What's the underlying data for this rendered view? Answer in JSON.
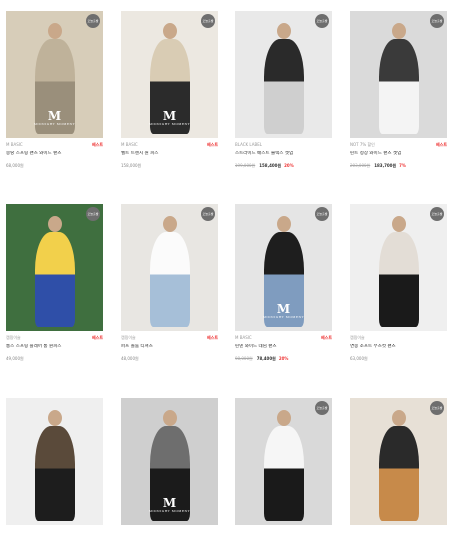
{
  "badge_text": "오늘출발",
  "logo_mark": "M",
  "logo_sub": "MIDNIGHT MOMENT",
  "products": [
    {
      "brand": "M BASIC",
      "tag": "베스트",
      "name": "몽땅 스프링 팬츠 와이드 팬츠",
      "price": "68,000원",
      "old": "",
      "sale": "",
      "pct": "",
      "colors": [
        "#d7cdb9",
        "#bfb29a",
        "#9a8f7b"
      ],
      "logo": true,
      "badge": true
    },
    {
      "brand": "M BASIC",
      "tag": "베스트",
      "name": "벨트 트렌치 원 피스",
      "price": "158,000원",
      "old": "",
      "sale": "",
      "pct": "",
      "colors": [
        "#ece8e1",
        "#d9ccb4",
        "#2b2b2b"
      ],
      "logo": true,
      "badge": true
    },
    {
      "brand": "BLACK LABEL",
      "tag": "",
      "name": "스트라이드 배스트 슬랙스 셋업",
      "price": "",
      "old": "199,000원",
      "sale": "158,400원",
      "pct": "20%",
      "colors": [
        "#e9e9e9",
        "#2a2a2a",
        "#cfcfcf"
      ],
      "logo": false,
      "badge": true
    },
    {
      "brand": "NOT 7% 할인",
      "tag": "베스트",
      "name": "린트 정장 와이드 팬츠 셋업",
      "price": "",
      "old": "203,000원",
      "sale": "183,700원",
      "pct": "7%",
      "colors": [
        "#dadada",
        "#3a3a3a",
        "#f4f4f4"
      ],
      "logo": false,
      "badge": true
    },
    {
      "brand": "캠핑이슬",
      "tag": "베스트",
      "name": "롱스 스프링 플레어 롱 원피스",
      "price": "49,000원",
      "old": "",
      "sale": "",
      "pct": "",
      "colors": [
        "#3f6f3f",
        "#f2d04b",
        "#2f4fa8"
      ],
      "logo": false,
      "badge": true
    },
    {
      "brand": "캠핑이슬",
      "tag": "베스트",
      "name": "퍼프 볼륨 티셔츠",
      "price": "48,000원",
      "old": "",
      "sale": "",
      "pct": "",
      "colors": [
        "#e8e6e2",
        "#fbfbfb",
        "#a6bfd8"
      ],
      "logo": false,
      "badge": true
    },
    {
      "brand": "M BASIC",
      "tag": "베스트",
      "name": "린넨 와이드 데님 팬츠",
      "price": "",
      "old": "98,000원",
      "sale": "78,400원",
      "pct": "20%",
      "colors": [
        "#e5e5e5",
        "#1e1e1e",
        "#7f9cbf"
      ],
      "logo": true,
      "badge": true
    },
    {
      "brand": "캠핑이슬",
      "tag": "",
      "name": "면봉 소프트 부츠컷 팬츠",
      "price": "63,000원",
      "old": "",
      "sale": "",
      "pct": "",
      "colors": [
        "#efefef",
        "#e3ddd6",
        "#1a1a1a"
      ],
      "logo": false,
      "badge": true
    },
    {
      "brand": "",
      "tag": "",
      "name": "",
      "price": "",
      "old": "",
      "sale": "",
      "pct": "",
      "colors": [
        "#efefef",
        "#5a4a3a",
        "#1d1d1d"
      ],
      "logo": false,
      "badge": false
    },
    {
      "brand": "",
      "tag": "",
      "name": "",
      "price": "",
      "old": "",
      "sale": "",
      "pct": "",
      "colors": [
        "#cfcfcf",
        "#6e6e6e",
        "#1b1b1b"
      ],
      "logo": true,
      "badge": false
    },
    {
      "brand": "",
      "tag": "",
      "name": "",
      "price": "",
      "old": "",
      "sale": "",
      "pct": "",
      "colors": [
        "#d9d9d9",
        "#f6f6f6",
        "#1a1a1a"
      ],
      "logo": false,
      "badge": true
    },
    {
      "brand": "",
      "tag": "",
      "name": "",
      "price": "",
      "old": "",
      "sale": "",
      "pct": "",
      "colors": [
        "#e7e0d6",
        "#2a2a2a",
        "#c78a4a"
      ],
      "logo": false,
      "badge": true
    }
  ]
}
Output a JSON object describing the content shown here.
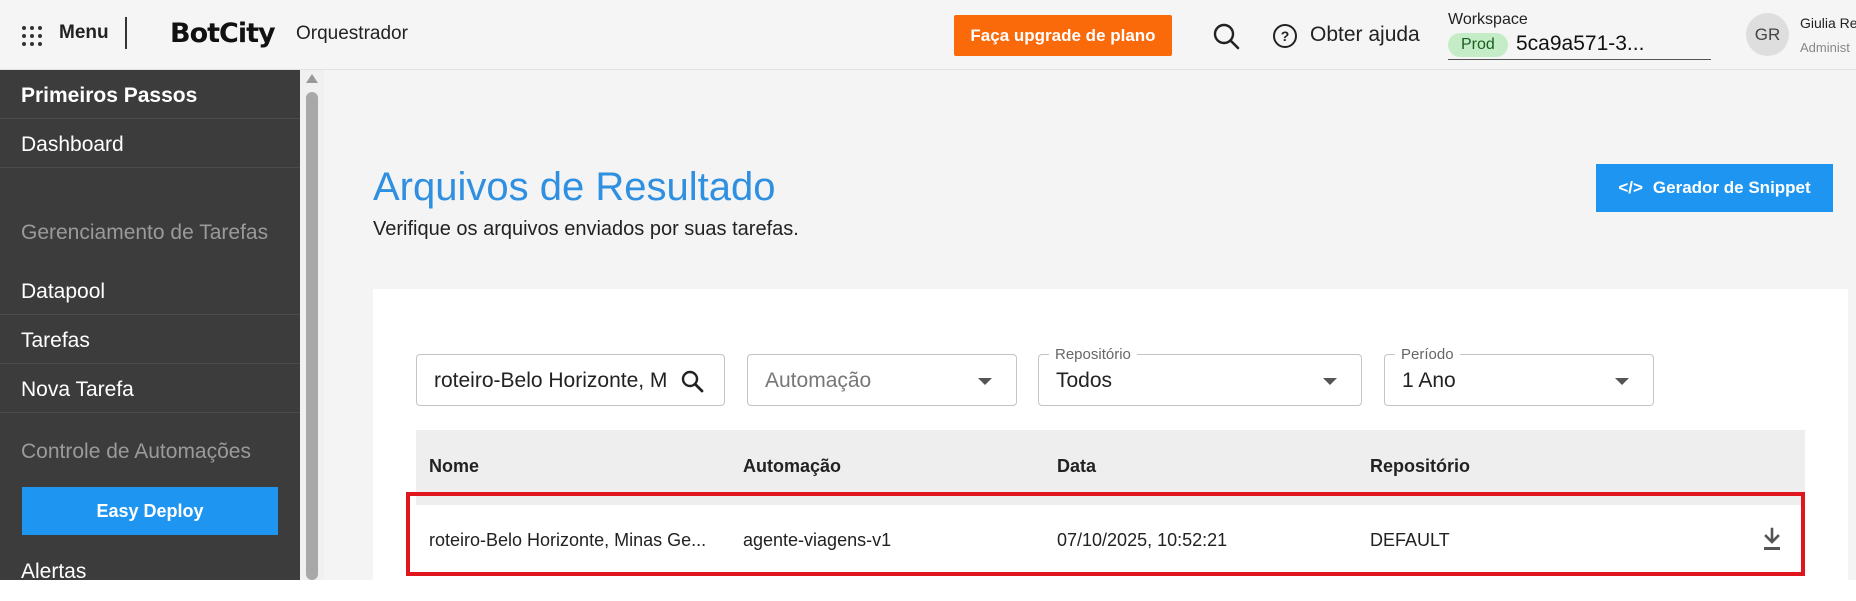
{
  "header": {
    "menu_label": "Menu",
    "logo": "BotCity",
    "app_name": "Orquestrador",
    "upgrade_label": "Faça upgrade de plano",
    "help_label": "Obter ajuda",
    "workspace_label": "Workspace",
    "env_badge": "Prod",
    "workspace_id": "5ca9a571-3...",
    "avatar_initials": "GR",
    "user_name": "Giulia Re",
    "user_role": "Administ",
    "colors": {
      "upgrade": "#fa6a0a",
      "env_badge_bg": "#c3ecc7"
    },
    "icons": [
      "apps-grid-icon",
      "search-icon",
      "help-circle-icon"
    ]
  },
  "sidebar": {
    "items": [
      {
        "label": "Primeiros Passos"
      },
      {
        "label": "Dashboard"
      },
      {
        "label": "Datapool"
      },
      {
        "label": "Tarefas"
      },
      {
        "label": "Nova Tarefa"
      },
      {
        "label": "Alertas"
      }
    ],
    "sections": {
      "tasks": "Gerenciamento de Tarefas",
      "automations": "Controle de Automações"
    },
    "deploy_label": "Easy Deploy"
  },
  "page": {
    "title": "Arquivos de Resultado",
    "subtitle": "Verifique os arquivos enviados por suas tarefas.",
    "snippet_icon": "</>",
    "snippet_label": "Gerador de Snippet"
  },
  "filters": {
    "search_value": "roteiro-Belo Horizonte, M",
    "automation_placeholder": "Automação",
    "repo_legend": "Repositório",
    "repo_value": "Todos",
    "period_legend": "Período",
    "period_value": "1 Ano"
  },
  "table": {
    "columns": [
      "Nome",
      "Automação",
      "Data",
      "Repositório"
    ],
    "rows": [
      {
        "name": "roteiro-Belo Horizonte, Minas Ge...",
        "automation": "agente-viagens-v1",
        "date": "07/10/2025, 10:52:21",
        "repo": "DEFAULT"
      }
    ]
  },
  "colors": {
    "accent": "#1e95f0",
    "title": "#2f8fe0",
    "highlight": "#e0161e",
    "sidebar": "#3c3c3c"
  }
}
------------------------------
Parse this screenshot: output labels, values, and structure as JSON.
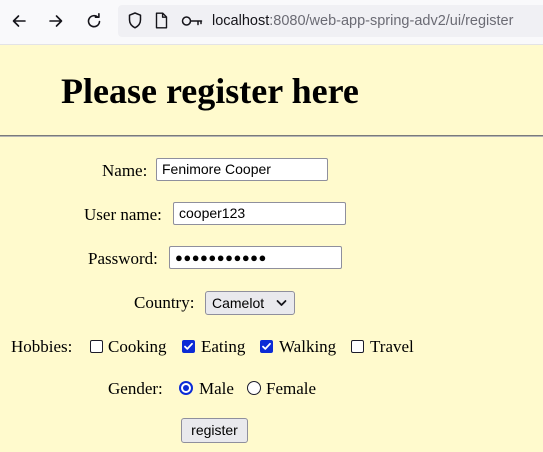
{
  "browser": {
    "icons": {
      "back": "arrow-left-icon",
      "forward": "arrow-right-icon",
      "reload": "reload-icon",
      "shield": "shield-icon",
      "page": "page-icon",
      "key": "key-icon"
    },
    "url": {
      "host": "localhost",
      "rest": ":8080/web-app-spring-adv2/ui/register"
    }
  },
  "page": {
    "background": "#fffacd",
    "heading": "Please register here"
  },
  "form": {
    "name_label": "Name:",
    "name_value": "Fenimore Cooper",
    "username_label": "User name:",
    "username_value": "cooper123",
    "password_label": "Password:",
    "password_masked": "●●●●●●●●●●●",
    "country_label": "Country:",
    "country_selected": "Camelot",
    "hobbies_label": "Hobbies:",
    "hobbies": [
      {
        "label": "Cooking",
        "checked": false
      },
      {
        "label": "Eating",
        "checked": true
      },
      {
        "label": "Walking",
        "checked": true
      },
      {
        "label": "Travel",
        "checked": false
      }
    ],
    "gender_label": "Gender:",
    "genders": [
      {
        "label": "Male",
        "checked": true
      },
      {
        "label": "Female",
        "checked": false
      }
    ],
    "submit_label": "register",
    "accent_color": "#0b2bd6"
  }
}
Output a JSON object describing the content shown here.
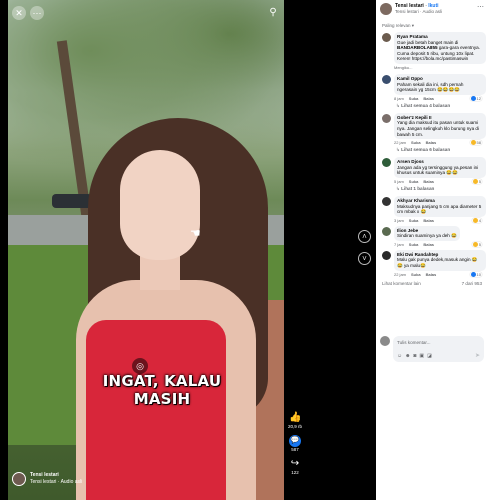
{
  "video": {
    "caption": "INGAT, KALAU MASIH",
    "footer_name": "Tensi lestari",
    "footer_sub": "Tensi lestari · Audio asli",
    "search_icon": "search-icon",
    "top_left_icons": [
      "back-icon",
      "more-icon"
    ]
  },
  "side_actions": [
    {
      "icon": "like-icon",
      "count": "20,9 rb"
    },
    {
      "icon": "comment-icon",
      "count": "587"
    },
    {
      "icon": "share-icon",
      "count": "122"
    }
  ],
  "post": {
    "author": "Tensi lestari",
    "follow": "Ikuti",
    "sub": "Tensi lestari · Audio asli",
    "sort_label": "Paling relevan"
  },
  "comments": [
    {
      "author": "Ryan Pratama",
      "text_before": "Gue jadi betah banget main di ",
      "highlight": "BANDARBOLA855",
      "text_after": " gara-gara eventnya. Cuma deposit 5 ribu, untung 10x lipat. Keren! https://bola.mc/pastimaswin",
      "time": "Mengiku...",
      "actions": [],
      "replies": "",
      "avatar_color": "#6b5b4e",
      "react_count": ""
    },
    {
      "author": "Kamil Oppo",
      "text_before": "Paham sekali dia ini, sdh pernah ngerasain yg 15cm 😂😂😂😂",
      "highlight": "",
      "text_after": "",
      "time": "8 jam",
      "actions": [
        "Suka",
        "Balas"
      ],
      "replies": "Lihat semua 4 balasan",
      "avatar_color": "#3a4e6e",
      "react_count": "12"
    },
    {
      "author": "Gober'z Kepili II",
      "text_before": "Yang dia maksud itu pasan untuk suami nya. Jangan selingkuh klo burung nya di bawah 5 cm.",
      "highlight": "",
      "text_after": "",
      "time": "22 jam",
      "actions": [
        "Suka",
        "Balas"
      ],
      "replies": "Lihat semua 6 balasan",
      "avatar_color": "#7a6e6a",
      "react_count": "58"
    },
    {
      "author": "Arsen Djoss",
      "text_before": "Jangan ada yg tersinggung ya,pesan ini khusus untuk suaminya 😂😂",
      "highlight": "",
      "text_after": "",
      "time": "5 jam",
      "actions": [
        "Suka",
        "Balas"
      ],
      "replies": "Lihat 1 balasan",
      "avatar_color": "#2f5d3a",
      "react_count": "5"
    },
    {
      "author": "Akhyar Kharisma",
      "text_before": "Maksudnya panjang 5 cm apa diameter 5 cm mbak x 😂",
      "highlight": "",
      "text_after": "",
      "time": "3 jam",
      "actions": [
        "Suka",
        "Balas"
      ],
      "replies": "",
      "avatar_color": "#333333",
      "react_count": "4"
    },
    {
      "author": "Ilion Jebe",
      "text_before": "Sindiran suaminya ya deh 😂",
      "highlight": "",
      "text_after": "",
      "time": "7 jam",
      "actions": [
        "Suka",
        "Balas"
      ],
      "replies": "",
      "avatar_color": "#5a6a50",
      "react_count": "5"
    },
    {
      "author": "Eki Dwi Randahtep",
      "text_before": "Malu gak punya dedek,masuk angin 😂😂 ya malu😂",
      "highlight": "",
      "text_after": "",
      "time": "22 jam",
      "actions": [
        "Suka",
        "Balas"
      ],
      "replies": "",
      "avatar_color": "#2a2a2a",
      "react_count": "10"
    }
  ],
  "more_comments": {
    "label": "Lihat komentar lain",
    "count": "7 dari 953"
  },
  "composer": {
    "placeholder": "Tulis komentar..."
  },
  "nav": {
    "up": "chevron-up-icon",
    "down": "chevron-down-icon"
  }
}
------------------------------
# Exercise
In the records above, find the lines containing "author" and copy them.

# Task solution
    "author": "Tensi lestari",
      "author": "Ryan Pratama",
      "author": "Kamil Oppo",
      "author": "Gober'z Kepili II",
      "author": "Arsen Djoss",
      "author": "Akhyar Kharisma",
      "author": "Ilion Jebe",
      "author": "Eki Dwi Randahtep",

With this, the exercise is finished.